On Friday, researchers in our network posted blogs, tweeted, and contributed to LinkedIn with a host of fantastic and fanciful ideas on how to change our business models, get new insights from customers and consumers, and interact with clients in a completely different way. Of course, being April Fool’s Day, many of these ideas were just that: fantasy. Apparently even researchers need to blow off a little steam once in a while.
The thing is, there was a kernel of truth to what happened on Friday. We do need to step outside our comfort zone and grant ourselves the liberty to try new things. At the heart of research is experimentation. It’s all too easy to use tried-and-true methods to get to the root of your problem, or to develop a new idea, or to explore uncharted territory. The difficulty is, if you do what you’ve always done, you may well get what we’ve always got. Escalating competition, price pressure generated by the economic climate, and a general aura of uncertainty has a tendency to make people retreat into the safety of “the box”. Better to sell certainty, you think, than to stick your neck out and go for a fresh approach.

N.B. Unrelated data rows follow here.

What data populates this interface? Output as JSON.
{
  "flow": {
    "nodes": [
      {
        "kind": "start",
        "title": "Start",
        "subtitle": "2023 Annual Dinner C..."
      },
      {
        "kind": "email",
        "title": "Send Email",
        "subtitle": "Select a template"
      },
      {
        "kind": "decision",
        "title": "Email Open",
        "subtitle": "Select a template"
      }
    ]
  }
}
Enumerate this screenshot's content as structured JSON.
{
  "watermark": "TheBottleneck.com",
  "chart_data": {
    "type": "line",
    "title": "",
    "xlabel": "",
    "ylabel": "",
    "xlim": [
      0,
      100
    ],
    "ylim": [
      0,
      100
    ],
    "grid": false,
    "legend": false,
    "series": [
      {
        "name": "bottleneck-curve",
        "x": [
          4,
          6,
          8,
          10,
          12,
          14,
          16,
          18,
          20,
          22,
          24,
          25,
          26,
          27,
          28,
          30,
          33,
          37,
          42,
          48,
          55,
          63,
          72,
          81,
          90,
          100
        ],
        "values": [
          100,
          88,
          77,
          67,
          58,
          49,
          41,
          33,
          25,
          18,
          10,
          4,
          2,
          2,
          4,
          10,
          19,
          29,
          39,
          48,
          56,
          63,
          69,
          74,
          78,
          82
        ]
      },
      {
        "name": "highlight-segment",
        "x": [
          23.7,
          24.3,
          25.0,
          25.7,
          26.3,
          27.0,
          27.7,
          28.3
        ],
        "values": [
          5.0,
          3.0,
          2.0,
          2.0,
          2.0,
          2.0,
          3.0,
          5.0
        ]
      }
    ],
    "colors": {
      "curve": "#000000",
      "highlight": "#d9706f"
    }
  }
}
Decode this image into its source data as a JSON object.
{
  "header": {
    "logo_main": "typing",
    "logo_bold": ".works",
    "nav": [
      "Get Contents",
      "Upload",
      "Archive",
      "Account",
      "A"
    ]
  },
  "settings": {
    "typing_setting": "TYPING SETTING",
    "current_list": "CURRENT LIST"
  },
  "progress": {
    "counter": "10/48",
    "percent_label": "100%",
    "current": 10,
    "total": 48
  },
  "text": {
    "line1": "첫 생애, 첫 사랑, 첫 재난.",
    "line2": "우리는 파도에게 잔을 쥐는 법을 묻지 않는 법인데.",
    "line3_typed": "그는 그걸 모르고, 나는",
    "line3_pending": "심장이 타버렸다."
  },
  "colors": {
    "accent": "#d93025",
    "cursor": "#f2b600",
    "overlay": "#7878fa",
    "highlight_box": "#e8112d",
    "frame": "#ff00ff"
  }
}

Someone needs to put the brakes on the same-old, same-old train! So we’re suggesting you use all that creativity you employed (or at least enjoyed) last week to take a step in the right direction. Some rules of thumb we like to use:
- Identify the problems you need to solve, or the decisions you need to make.
- Formulate those as questions to be answered.
- Determine the absolute best people to respond (hint – sometimes it’s your customer, but sometimes it’s you)!
- Ask them to fill in the blanks in a way that is most comfortable for them, not you.
- Be open to something really new, exciting and different.
Getting off the train and onto the trail (of new ideas),
Megann and Steve